Here's my sordid internet confession: I look through people's windows. Not with a telescope or my nose pressed up against the glass. Not with any sinister purpose. Just in passing. I imagine how my life would be if I took naps in that bedroom or opened Christmas presents every year on that living room sofa. In this way, Santiago provides me--and anyone else with a slightly voyeuristic spirit--with millions of imaginary identities.
This is much truer in some areas than in others. When I was in Chile as an exchange student, for example, I lived in a suburban neighborhood where single-family houses sat behind gardens that sat behind high fences. In my current neighborhood, in contrast, people live smashed next to and stacked on top of each other. Building fronts--and, therefore, windows--are lined up right next to the sidewalk, which provides great views for spies despite iron window bars. These streetfront windows also provide a live soundtrack: I love walking through my neighborhood and hearing people laughing hysterically or belting along with the radio.
Some of my most recent espionage activity took place this past weekend, when my roommates and I went to play a midnight round of Trivial Pursuit with a friend. The venue chosen for the showdown was an apartment in a new high rise downtown. I have something of a love-hate relationship with these buildings, which are sprouting like stuccoed mushrooms all over central Santiago. On the one hand, they oftentimes require the destruction of beautiful old buildings in historical areas. On the other hand, their balconies provide some of the best panoramic views in the city. They also, of course, have tremendous numbers of windows. When residents have their curtains pulled, these structures become giant rectangular multi-colored mosaics.
A friend recently told me that looking up at these buildings depressed him because he felt excluded from everything he imagined happening inside. I feel the opposite: Knowing that hundreds of lives are being lived right before my eyes makes me feel accompanied.

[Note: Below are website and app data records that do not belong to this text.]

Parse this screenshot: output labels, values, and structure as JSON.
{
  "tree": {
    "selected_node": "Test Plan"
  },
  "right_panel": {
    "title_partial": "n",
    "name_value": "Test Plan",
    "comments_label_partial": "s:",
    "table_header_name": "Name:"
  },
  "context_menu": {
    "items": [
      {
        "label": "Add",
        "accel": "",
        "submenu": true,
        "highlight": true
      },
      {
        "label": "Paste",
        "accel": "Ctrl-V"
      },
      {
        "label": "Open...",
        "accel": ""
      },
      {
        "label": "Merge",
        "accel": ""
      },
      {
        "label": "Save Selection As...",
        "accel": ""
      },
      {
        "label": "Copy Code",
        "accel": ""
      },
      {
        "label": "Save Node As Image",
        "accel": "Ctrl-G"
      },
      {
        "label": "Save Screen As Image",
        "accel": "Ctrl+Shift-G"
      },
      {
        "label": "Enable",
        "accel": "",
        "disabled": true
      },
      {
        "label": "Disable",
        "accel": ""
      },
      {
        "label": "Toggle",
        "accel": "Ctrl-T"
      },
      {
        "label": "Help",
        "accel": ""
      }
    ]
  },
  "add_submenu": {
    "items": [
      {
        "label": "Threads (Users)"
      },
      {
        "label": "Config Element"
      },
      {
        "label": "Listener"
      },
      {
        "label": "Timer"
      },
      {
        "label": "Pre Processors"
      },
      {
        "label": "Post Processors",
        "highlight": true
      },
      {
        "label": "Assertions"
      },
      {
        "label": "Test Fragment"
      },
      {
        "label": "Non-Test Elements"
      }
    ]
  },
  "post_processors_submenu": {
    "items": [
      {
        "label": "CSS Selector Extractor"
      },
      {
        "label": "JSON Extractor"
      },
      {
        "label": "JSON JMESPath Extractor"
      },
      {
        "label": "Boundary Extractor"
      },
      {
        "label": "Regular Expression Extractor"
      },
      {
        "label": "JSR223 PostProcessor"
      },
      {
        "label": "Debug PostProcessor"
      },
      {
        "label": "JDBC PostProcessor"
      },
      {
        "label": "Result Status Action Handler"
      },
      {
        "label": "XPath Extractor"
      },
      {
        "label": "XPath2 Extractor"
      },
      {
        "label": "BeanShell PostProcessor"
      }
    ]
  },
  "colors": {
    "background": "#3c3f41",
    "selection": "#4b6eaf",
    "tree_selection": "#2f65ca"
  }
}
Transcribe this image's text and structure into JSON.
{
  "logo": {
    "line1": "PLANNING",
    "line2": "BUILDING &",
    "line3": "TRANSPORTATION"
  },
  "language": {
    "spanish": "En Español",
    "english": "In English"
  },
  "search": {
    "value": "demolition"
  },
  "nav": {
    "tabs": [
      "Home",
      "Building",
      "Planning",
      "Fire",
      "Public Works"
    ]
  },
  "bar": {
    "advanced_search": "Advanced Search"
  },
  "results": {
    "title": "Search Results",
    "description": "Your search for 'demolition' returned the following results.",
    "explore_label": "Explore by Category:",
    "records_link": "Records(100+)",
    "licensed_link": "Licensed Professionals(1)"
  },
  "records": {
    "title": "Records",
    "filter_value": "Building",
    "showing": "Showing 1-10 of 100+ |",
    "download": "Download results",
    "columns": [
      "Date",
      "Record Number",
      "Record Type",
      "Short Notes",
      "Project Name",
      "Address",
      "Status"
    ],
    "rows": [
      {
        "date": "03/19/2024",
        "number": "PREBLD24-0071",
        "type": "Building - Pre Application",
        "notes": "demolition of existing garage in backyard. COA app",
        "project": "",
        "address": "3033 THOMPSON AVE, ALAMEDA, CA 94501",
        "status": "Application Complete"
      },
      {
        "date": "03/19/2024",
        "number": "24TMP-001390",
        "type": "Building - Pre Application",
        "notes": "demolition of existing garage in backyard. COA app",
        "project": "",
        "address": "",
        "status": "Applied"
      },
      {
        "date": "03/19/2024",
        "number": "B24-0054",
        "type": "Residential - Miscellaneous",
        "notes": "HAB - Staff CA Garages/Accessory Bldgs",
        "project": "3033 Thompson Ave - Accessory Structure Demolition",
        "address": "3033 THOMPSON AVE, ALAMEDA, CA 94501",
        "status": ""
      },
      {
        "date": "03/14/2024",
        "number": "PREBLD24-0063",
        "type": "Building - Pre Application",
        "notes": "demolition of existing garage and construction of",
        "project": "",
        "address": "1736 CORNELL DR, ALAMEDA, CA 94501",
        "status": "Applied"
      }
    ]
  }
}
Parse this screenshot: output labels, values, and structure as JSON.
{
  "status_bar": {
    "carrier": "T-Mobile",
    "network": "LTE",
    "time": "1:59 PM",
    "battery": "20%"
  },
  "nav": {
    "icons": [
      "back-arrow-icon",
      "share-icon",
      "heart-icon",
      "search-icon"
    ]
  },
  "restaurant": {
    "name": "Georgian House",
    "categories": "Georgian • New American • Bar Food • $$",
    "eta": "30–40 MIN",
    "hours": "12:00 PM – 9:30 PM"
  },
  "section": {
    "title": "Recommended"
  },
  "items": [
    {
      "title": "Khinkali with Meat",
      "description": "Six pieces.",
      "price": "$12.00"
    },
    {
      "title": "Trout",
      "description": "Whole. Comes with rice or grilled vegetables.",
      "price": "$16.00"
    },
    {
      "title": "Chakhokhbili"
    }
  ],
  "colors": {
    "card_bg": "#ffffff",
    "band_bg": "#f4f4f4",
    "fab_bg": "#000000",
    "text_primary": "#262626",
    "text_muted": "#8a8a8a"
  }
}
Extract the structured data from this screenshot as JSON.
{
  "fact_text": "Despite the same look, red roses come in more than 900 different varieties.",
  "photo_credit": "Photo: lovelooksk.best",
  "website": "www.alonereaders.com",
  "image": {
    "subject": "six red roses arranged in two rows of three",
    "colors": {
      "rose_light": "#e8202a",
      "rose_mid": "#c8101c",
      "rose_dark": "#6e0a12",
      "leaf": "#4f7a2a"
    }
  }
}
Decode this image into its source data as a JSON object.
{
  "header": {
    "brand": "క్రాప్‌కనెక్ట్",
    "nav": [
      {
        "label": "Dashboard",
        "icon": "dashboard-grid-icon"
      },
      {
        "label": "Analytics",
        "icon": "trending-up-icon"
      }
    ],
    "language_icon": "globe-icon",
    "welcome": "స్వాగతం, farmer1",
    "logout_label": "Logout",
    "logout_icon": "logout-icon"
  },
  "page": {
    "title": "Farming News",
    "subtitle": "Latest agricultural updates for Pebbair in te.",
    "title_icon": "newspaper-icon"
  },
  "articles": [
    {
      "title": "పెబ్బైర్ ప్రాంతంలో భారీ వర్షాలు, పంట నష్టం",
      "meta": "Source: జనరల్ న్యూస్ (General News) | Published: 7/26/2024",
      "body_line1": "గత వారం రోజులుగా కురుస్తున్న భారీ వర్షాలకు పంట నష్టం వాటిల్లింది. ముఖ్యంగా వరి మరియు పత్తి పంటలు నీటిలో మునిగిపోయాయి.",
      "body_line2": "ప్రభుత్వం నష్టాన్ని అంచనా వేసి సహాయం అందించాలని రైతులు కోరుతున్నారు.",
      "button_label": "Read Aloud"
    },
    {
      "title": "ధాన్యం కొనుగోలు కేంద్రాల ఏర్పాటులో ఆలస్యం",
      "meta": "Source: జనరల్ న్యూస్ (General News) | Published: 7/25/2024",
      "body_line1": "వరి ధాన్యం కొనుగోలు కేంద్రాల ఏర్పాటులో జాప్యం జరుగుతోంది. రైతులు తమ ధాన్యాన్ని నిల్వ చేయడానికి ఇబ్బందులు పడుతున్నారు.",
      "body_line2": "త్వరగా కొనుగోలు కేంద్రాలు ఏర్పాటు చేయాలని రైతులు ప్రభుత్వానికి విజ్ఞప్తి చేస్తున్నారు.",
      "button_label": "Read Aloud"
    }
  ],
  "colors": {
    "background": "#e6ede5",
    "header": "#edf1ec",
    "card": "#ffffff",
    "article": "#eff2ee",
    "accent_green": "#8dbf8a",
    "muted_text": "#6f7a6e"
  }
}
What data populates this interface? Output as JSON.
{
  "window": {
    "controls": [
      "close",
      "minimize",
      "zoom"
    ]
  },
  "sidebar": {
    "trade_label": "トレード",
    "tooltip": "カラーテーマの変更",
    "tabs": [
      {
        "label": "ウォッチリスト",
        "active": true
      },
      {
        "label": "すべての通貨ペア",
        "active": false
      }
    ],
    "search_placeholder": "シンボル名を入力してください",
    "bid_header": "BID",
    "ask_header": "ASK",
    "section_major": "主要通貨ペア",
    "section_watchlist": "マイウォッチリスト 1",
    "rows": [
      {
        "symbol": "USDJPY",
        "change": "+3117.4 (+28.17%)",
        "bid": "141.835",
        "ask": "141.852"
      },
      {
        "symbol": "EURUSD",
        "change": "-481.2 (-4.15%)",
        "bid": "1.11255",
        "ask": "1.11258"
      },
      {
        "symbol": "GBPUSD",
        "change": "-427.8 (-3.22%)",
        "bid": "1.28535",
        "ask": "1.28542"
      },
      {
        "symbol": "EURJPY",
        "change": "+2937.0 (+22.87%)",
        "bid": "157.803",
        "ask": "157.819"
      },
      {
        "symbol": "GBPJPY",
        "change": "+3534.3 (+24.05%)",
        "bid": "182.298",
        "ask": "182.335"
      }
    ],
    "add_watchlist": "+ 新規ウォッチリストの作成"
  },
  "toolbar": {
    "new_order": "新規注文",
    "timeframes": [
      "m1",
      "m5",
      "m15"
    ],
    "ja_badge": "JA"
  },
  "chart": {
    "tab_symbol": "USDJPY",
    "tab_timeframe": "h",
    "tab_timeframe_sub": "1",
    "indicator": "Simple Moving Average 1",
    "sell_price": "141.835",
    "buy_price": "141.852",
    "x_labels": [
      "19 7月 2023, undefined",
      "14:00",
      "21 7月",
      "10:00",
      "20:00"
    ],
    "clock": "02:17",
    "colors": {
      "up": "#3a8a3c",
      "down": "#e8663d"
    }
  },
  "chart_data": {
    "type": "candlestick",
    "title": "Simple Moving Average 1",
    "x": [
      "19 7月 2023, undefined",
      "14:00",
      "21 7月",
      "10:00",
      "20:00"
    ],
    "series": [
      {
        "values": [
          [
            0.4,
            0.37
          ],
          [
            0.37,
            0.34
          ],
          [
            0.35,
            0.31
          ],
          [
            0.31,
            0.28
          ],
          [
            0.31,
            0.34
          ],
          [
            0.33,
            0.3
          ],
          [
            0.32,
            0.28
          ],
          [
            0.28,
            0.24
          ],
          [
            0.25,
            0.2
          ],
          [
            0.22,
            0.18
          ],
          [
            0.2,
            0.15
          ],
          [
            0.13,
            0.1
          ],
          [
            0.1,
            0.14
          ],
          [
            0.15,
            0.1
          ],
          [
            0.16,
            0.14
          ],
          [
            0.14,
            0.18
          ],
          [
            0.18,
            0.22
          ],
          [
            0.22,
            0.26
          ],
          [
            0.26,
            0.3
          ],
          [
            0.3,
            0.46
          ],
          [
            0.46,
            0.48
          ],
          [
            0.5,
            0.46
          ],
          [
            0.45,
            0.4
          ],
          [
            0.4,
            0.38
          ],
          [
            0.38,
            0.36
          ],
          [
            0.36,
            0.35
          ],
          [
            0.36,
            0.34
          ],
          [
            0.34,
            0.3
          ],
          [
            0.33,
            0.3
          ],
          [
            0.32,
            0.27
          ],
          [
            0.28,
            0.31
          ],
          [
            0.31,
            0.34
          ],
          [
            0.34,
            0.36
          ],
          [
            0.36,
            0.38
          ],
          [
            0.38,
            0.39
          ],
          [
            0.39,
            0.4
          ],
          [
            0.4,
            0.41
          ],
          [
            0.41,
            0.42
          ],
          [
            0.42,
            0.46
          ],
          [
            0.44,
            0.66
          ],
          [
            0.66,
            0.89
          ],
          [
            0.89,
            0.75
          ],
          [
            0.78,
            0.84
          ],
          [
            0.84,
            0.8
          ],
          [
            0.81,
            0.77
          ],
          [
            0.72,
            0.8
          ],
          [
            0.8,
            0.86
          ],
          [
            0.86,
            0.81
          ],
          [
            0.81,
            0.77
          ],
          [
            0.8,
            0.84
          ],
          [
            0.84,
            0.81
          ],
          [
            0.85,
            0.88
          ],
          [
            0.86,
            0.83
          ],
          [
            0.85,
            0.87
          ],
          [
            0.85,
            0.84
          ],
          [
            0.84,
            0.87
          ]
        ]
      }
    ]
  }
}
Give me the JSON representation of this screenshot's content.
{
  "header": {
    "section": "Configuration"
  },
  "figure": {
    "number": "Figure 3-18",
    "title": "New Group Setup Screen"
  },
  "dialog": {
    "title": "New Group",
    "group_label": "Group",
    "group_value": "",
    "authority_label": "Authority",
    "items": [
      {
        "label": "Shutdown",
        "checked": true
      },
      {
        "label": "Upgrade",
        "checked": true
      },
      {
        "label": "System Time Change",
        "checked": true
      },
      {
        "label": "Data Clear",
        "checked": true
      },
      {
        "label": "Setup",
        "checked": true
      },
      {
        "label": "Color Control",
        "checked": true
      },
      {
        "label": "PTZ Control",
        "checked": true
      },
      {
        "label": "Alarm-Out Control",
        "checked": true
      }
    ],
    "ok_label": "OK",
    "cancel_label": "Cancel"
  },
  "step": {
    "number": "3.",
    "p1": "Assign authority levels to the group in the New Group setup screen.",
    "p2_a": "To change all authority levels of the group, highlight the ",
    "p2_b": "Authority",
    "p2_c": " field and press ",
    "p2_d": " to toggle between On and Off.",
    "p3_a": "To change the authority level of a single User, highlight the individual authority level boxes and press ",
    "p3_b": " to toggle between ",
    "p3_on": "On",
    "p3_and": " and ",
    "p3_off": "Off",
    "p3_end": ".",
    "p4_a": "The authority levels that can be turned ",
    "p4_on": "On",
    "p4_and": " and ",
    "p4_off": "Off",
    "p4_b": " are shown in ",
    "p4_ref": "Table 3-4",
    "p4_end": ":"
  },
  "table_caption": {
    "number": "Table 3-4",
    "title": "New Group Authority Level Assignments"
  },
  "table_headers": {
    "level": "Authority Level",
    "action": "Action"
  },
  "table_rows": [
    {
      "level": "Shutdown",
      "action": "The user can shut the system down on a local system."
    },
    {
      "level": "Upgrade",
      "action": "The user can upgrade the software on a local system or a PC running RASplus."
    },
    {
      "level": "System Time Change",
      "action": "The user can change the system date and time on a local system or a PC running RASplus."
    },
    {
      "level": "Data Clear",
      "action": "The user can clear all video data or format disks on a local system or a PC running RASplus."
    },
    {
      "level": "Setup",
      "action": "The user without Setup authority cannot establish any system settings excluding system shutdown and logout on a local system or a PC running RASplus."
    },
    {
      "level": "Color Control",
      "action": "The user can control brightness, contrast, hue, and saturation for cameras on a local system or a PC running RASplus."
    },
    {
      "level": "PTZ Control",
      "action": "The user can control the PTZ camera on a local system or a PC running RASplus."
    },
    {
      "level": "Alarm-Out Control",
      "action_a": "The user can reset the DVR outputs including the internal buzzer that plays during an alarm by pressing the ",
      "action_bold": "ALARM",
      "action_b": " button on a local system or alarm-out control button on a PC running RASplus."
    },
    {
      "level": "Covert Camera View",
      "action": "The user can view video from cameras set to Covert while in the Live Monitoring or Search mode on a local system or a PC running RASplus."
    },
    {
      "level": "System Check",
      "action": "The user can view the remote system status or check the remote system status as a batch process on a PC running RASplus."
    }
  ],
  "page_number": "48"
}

But back to Trivial Pursuit. During the course of the game, I learned that birds have three eyelashes on each eye. I also learned a little about the neighbors. When it wasn't my team's turn, I stepped out onto the balcony, which provided a beautiful view of an extensive area of the city--and of nearby apartments. In one, the TV was tuned to the Teletón, a fundraiser for children with disabilities that keeps Chileans teary-eyed for 27 hours every year. In another, a shadow cast on a wall was wailing on its air guitar. In an older, smaller apartment complex across the street, a guy was shuffling pillows around on his bed. At one point, he leaned out his window and looked up at me.
He was spying, too.
So we did what any two undercover agents who had just caught one another in the act would do: We waved. The greeting was somehow an implicit agreement to keep each other company: I would occasionally step out onto the balcony when my team's turn was finished, and he would hang around his window for awhile. To clarify, there was nothing romantic about it. It was just a temporary alliance between two people floating in giant window grids at 3 A.M. in the middle of an enormous city.
The great thing about huge cities is the frequency with which these fleeting friendships are formed. Someone who laughs along with you when you do the who-should-go-around-whom dance in the middle of the sidewalk or shoots you a knowing eye-roll when the bus is packed is guaranteed to brighten your day, if only for 30 seconds.
In other words, I love being an anonymous spy in Santiago. And I'm not a stalker, I swear.